## What needs to be done
None of the pictures should be copied, though every line of the listing must be printed exactly.

☆ ☆ ☆

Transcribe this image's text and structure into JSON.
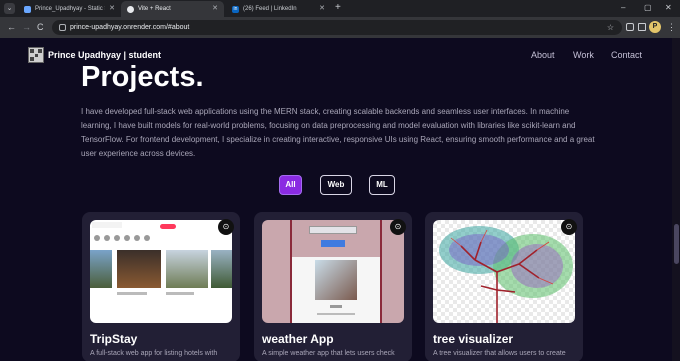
{
  "browser": {
    "tabs": [
      {
        "title": "Prince_Upadhyay - Static Site -",
        "favicon_color": "#6aa7ff",
        "active": false
      },
      {
        "title": "Vite + React",
        "favicon_color": "#e8eaed",
        "active": true
      },
      {
        "title": "(26) Feed | LinkedIn",
        "favicon_color": "#0a66c2",
        "favicon_text": "in",
        "active": false
      }
    ],
    "new_tab": "+",
    "url": "prince-upadhyay.onrender.com/#about",
    "profile_initial": "P",
    "window_controls": {
      "minimize": "–",
      "maximize": "▢",
      "close": "✕"
    },
    "nav": {
      "back": "←",
      "forward": "→",
      "reload": "C"
    }
  },
  "site": {
    "brand": "Prince Upadhyay | student",
    "nav": [
      "About",
      "Work",
      "Contact"
    ]
  },
  "projects": {
    "title": "Projects.",
    "description": "I have developed full-stack web applications using the MERN stack, creating scalable backends and seamless user interfaces. In machine learning, I have built models for real-world problems, focusing on data preprocessing and model evaluation with libraries like scikit-learn and TensorFlow. For frontend development, I specialize in creating interactive, responsive UIs using React, ensuring smooth performance and a great user experience across devices.",
    "filters": [
      "All",
      "Web",
      "ML"
    ],
    "active_filter": "All",
    "cards": [
      {
        "title": "TripStay",
        "desc": "A full-stack web app for listing hotels with"
      },
      {
        "title": "weather App",
        "desc": "A simple weather app that lets users check"
      },
      {
        "title": "tree visualizer",
        "desc": "A tree visualizer that allows users to create"
      }
    ]
  },
  "colors": {
    "accent": "#8a2be2",
    "background": "#0d0a1f",
    "card": "#221f35"
  }
}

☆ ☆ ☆

## Solution
Transcribe this image's text and structure into JSON.
{
  "browser": {
    "tabs": [
      {
        "title": "Prince_Upadhyay - Static Site -",
        "favicon_color": "#6aa7ff",
        "active": false
      },
      {
        "title": "Vite + React",
        "favicon_color": "#e8eaed",
        "active": true
      },
      {
        "title": "(26) Feed | LinkedIn",
        "favicon_color": "#0a66c2",
        "favicon_text": "in",
        "active": false
      }
    ],
    "new_tab": "+",
    "url": "prince-upadhyay.onrender.com/#about",
    "profile_initial": "P",
    "window_controls": {
      "minimize": "–",
      "maximize": "▢",
      "close": "✕"
    },
    "nav": {
      "back": "←",
      "forward": "→",
      "reload": "C"
    }
  },
  "site": {
    "brand": "Prince Upadhyay | student",
    "nav": [
      "About",
      "Work",
      "Contact"
    ]
  },
  "projects": {
    "title": "Projects.",
    "description": "I have developed full-stack web applications using the MERN stack, creating scalable backends and seamless user interfaces. In machine learning, I have built models for real-world problems, focusing on data preprocessing and model evaluation with libraries like scikit-learn and TensorFlow. For frontend development, I specialize in creating interactive, responsive UIs using React, ensuring smooth performance and a great user experience across devices.",
    "filters": [
      "All",
      "Web",
      "ML"
    ],
    "active_filter": "All",
    "cards": [
      {
        "title": "TripStay",
        "desc": "A full-stack web app for listing hotels with"
      },
      {
        "title": "weather App",
        "desc": "A simple weather app that lets users check"
      },
      {
        "title": "tree visualizer",
        "desc": "A tree visualizer that allows users to create"
      }
    ]
  },
  "colors": {
    "accent": "#8a2be2",
    "background": "#0d0a1f",
    "card": "#221f35"
  }
}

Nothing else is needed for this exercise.